(Entries from a dataset of interfaces)
+++
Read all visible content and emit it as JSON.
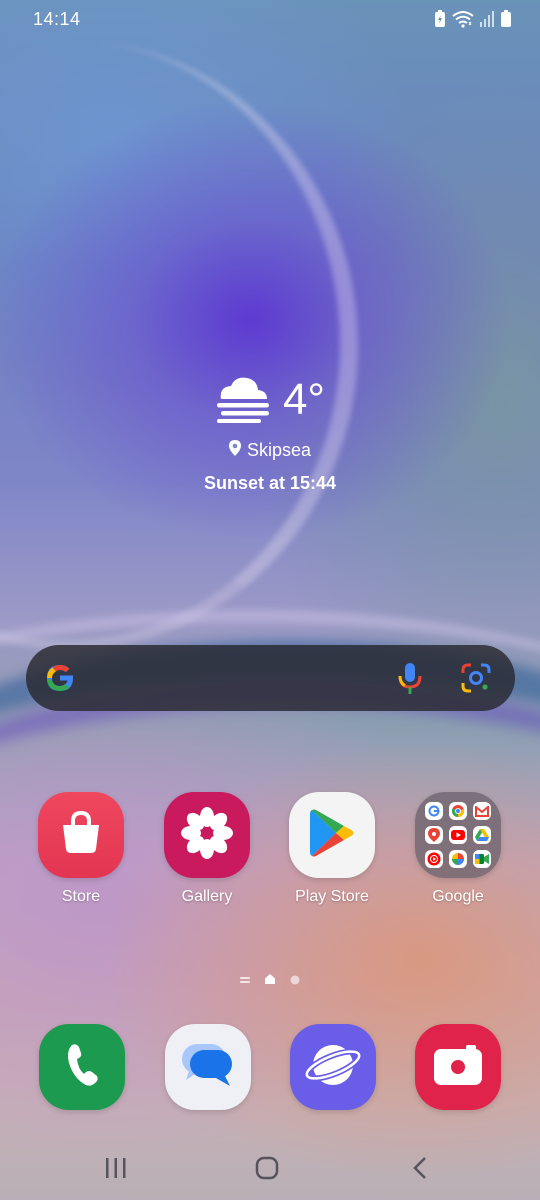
{
  "status_bar": {
    "time": "14:14",
    "icons": [
      "battery-saver-icon",
      "wifi-icon",
      "signal-icon",
      "battery-icon"
    ]
  },
  "weather": {
    "icon": "fog-cloud-icon",
    "temperature": "4°",
    "location_icon": "location-pin-icon",
    "location": "Skipsea",
    "sunset": "Sunset at 15:44"
  },
  "search_bar": {
    "icons": [
      "google-g-icon",
      "microphone-icon",
      "google-lens-icon"
    ]
  },
  "apps": [
    {
      "label": "Store",
      "icon": "shopping-bag-icon"
    },
    {
      "label": "Gallery",
      "icon": "flower-icon"
    },
    {
      "label": "Play Store",
      "icon": "play-triangle-icon"
    },
    {
      "label": "Google",
      "icon": "folder-icon"
    }
  ],
  "google_folder_apps": [
    "google-icon",
    "chrome-icon",
    "gmail-icon",
    "maps-icon",
    "youtube-icon",
    "drive-icon",
    "youtube-music-icon",
    "photos-icon",
    "meet-icon"
  ],
  "page_indicator": {
    "pages": 3,
    "current": 2
  },
  "dock": [
    {
      "name": "phone",
      "icon": "phone-handset-icon"
    },
    {
      "name": "messages",
      "icon": "chat-bubble-icon"
    },
    {
      "name": "internet",
      "icon": "planet-icon"
    },
    {
      "name": "camera",
      "icon": "camera-icon"
    }
  ],
  "nav_bar": {
    "buttons": [
      "recents-icon",
      "home-icon",
      "back-icon"
    ]
  },
  "colors": {
    "store": "#e8394f",
    "gallery": "#c91a5e",
    "phone": "#1c9a50",
    "internet": "#6a5ee8",
    "camera": "#e0234a"
  }
}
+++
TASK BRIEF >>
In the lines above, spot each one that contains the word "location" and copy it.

REPLY >>
    "location_icon": "location-pin-icon",
    "location": "Skipsea",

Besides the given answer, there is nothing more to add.